Task details: The answer must be one number: how many lines below contain the word "JSON".

Data to process:
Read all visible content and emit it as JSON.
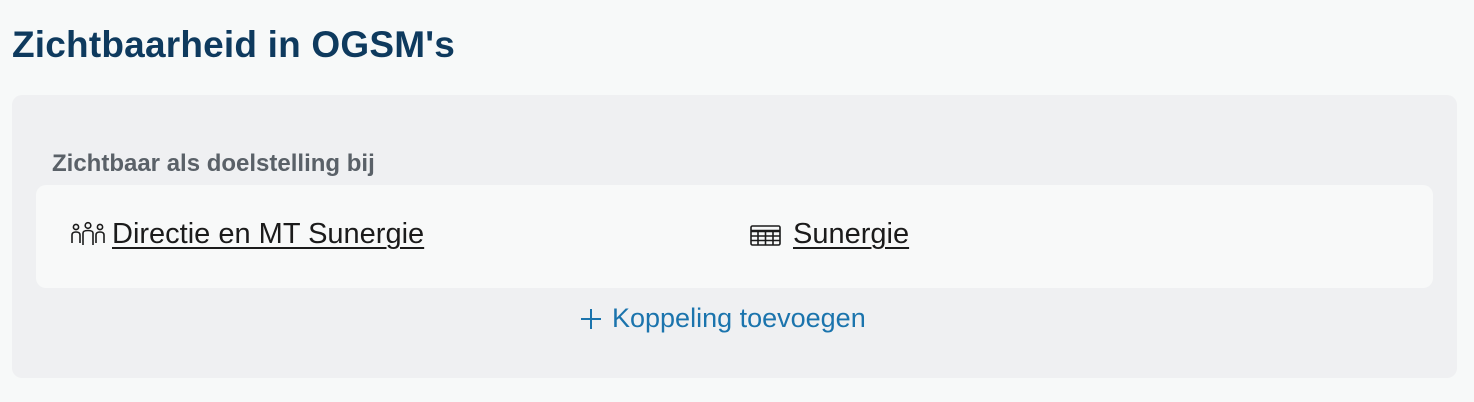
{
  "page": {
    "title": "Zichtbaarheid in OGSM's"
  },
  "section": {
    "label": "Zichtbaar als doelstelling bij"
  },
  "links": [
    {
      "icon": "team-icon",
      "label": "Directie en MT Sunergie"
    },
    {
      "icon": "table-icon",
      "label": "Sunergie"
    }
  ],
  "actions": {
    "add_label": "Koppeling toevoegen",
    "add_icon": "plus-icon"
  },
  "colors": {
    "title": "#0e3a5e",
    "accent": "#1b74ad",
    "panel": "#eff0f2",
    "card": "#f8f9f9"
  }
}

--

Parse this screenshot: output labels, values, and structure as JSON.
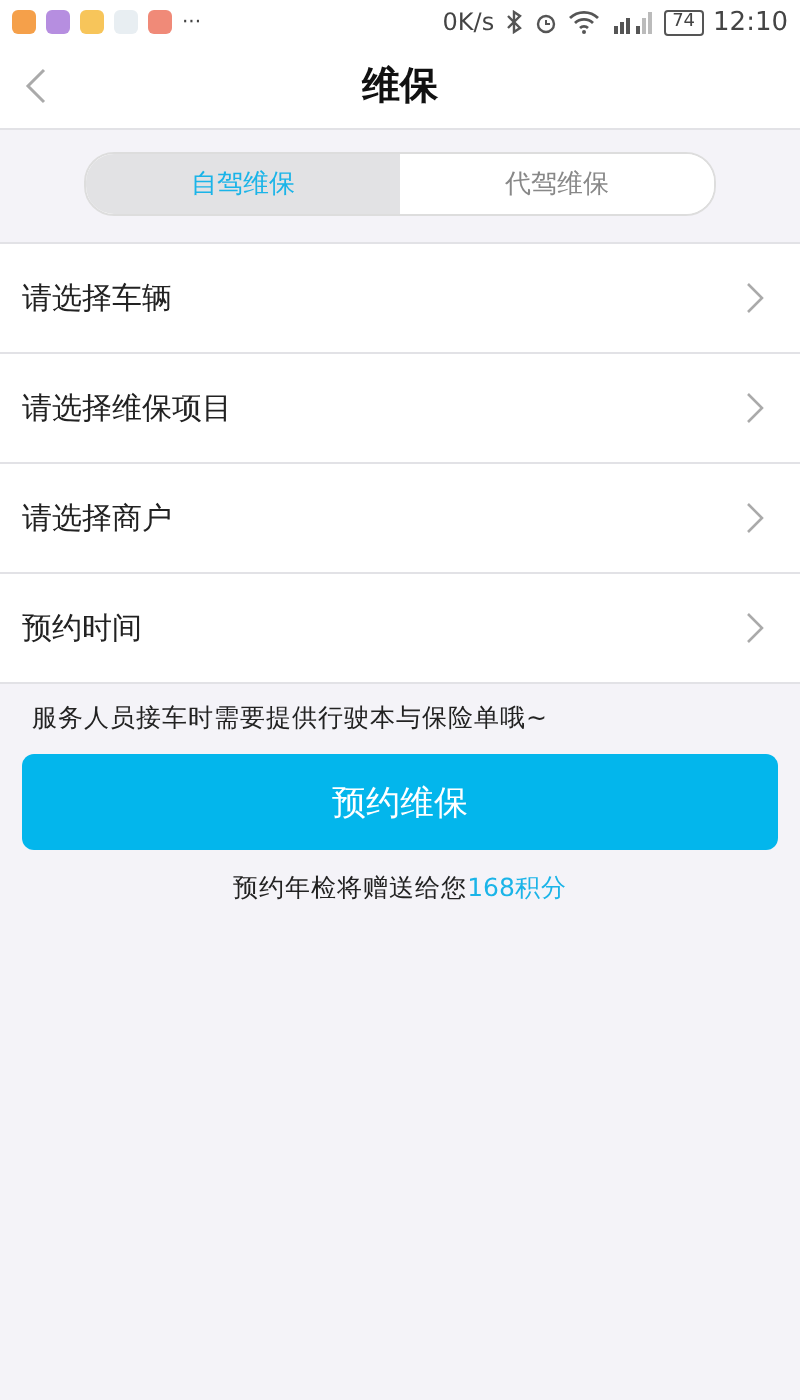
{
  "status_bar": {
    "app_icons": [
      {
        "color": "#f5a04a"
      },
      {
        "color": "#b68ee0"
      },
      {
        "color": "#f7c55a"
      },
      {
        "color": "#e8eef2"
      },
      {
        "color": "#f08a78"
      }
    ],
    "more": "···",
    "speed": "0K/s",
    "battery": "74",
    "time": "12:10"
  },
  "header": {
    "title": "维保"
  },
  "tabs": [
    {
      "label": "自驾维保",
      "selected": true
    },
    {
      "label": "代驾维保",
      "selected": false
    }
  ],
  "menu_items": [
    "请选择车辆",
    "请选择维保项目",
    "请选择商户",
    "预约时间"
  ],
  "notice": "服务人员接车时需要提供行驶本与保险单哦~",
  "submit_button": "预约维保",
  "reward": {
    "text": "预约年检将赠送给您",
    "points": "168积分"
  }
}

Reply to the exercise: 2